Another summer, another commemorative medal from the American Numismatic Association.
The ANA’s 123rd Anniversary Convention medal will pay tribute to the 1893 World’s Columbian Exposition in Chicago, the city that will host this year’s ANA World’s Fair of Money from Aug. 5 to Aug. 9.
The medal’s obverse features the inscription WORLD’S COLUMBIAN EXPOSITION and MDCCCXCIII, which is 1893 in Roman numerals, and JNF, the initials of designer Jamie Franki. The inscriptions flank a profile of one of the sculptured female figures that serve as exterior columns, known as caryatids, at Chicago’s Museum of Science and Industry.
That building is part of Chicago’s “museum campus” along Lake Michigan that was originally built as the fairgrounds for the World’s Columbian Exposition.
On the ANA medal’s reverse are Columbus’s three ships — the Nina, the Pinta and the Santa Maria — along with the inscriptions AMERICAN NUMISMATIC ASSOCIATION, 123RD ANNIVERSARY CONVENTION, AUGUST 5-9, 2014, and CHICAGO.
The four stars of the Chicago flag are also portrayed on the medal’s reverse. The third star from the left, which represents the 1893 exposition, is brightened.
Franki frequent contributor
Franki, a University of North Carolina at Charlotte art professor, designed the reverse of the 2005 American Bison 5-cent coin and the obverse portrait of Thomas Jefferson on all 5-cent coins struck in or after 2006. He has designed all but one of the ANA anniversary medals since 2008, when he depicted Edgar Allen Poe for the Baltimore World’s Fair of Money medal. Other topics he’s portrayed are Paul Revere’s “Midnight Ride” for the 2010 Boston World’s Fair of Money, and the 1812 Battle of Fort Dearborn for the 2011 convention that was also in the Chicago area.

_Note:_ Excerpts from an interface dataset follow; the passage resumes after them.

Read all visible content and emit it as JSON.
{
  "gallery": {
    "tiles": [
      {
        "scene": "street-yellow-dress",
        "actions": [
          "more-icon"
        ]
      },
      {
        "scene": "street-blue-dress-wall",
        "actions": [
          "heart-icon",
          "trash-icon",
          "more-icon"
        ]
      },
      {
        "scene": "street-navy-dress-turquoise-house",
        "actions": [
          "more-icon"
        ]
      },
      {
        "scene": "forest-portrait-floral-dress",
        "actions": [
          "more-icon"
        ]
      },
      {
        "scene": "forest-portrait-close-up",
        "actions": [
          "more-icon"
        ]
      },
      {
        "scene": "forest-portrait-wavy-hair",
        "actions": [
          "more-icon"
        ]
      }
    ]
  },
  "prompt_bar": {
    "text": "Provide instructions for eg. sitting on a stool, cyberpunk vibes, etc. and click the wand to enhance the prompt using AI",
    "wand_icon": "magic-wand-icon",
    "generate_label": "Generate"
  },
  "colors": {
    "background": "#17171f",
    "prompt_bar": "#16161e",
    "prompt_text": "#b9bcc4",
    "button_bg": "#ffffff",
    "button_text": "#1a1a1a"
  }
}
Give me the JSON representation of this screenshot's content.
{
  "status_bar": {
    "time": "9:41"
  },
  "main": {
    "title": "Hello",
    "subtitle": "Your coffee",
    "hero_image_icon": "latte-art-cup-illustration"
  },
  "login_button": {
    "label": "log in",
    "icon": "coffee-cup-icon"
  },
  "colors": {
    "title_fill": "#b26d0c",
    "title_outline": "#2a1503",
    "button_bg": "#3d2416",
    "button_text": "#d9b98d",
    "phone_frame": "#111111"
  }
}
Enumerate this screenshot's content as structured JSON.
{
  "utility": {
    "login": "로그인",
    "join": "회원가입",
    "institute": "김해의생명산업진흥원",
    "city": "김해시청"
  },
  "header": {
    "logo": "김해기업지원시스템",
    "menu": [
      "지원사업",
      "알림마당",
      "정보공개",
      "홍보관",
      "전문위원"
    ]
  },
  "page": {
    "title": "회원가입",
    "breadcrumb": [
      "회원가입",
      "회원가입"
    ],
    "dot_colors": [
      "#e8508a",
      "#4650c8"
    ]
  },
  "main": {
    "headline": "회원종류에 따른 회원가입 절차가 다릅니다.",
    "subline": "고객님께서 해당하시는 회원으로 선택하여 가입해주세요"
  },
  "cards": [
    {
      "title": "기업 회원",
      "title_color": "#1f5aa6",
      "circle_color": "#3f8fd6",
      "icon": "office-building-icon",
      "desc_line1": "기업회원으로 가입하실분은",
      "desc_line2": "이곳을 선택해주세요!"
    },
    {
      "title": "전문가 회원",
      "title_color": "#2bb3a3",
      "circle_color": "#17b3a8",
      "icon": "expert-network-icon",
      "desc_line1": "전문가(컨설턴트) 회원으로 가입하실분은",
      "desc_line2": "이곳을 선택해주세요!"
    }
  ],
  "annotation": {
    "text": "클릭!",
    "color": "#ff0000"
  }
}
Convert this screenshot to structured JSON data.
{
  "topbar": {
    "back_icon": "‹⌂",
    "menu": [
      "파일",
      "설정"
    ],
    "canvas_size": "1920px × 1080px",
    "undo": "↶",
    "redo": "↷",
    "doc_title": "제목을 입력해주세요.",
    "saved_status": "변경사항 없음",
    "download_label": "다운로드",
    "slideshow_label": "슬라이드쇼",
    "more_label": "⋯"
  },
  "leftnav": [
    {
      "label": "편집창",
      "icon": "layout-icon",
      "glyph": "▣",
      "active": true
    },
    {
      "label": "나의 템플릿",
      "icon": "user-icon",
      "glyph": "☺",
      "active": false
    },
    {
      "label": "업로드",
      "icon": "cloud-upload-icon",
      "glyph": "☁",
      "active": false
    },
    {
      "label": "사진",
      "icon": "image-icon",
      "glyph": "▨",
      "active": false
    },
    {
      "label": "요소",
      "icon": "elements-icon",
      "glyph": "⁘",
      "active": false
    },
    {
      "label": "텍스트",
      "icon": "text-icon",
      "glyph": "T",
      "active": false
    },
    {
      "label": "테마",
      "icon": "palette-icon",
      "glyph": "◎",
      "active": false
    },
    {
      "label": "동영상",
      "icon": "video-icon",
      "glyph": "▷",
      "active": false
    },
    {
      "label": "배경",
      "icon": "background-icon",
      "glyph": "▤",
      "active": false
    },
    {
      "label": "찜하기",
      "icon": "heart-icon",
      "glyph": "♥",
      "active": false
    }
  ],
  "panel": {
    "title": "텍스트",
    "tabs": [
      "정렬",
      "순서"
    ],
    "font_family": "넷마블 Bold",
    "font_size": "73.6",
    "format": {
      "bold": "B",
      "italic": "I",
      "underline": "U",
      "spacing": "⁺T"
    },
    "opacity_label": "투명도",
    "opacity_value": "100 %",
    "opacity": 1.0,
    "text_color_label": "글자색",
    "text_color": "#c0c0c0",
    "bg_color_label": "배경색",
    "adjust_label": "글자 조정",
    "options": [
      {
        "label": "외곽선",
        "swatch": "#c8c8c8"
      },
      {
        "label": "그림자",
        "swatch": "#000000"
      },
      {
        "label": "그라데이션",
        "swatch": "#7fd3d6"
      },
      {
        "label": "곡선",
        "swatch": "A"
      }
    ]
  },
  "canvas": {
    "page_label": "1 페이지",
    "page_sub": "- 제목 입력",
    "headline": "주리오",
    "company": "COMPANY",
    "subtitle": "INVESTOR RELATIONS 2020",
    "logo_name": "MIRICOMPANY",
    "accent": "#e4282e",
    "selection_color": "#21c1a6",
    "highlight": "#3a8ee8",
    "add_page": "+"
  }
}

“They’re very different but each one is supposed to reflect something about the history of the city and [contain] some tie to numismatics,” Franki said of his different designs.
The numismatic tie-in for this year’s medal is the 1893 World’s Columbian Exposition theme, which was the subject of the U.S. Mint’s very first commemorative coin.